From the listing below, pick out each line with the word "mobile".

*** Begin section ***

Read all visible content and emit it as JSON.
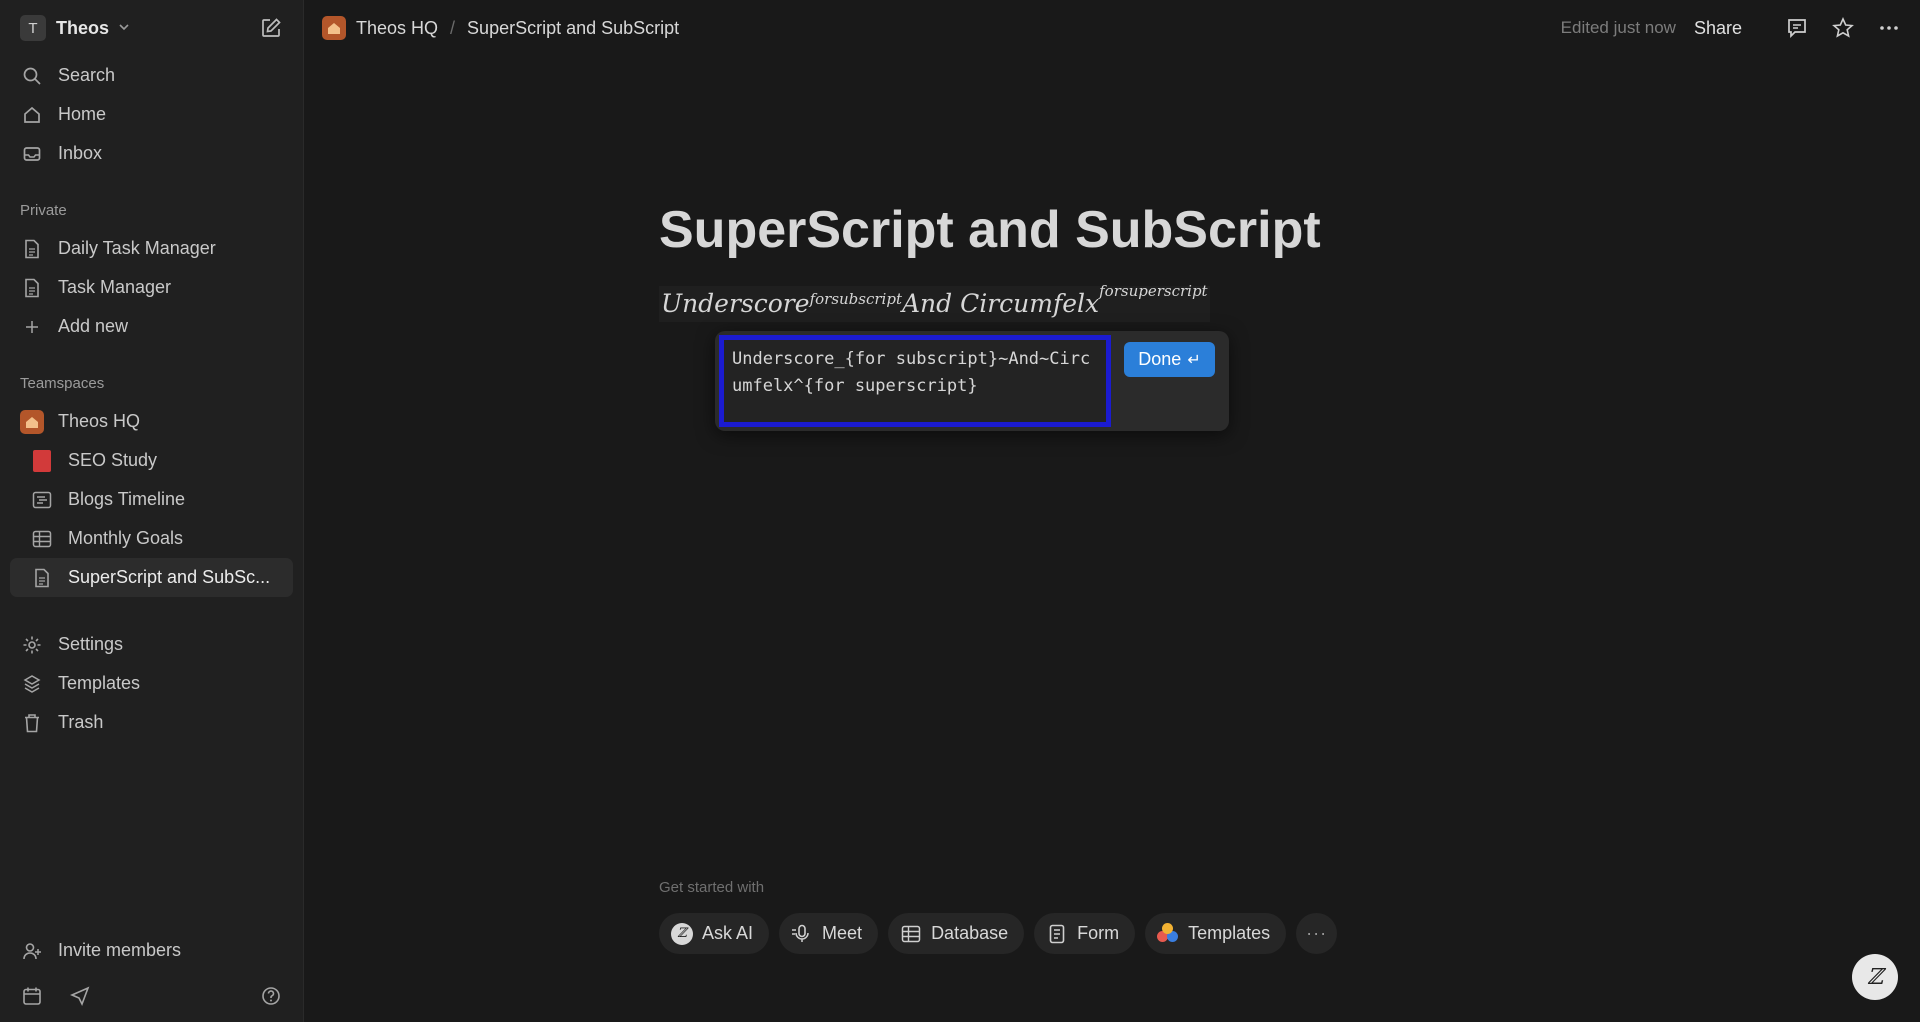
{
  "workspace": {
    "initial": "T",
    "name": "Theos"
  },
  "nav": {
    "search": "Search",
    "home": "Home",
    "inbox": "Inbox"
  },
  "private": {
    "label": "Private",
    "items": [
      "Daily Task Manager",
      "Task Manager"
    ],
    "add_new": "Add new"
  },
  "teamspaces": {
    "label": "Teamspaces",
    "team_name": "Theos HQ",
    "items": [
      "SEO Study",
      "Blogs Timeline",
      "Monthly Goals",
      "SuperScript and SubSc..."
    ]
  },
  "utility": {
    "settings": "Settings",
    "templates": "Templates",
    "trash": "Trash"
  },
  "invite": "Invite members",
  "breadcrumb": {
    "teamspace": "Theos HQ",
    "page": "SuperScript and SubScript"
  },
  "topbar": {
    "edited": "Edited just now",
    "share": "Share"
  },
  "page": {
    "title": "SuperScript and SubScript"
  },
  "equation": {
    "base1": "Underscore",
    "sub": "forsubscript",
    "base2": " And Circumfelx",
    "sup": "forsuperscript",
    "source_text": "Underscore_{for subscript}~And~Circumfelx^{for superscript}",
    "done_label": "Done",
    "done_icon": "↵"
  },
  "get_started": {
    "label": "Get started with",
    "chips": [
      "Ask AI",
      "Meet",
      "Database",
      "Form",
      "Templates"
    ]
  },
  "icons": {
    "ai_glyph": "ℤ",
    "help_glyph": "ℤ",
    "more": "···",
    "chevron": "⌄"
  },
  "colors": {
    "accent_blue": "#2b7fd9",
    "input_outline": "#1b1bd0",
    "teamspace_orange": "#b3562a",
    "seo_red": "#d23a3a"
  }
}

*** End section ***
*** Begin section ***

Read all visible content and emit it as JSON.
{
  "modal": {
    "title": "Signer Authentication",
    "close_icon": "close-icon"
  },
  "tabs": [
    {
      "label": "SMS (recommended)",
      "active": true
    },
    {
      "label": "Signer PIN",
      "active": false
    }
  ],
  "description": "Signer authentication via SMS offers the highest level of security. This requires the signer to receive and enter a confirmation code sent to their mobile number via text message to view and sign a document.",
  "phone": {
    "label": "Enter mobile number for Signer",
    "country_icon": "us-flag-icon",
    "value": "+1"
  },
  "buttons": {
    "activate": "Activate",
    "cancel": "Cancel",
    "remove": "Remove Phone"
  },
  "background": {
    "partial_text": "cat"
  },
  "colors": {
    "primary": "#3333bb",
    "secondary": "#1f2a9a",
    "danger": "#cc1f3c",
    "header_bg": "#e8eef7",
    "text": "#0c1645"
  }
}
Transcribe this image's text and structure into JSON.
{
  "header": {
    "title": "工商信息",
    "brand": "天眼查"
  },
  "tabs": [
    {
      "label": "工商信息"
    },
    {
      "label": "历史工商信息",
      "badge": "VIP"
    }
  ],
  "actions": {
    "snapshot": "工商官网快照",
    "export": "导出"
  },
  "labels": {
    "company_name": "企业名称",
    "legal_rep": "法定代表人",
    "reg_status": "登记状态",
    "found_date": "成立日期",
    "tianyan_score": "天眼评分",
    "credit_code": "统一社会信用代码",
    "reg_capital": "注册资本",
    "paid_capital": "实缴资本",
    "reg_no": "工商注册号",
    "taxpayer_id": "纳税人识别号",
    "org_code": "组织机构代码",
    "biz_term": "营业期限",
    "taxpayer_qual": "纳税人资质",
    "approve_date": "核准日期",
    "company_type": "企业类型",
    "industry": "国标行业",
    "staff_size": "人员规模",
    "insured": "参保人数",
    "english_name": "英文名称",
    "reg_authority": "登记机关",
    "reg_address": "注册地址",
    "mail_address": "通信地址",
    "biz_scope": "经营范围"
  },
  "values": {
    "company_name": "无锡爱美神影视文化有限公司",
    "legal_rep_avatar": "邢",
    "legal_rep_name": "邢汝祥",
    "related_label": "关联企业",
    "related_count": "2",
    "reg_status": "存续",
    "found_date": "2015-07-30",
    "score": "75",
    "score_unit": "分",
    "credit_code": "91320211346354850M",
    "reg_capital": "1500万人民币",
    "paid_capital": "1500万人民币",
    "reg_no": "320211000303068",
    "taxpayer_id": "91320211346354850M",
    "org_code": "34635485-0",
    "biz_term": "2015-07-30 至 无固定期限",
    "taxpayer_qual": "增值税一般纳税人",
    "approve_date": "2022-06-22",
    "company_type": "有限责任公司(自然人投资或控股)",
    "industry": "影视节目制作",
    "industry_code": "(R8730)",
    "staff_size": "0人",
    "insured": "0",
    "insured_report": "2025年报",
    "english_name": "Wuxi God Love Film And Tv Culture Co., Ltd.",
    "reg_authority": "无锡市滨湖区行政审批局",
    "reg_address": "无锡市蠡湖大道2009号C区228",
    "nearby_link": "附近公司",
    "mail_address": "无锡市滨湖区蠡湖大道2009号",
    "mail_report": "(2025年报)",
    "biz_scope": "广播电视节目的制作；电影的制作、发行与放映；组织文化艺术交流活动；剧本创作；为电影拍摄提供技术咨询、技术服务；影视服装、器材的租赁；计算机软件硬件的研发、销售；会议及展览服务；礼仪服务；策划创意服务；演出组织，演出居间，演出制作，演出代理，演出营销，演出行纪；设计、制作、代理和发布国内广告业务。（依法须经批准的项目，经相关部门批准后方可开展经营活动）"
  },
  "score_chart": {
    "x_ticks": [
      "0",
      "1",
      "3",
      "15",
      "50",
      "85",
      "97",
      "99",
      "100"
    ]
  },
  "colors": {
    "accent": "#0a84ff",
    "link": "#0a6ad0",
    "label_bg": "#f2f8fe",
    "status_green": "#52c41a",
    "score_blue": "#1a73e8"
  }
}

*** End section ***

_Written reply_
  "description": "Signer authentication via SMS offers the highest level of security. This requires the signer to receive and enter a confirmation code sent to their mobile number via text message to view and sign a document.",
    "label": "Enter mobile number for Signer",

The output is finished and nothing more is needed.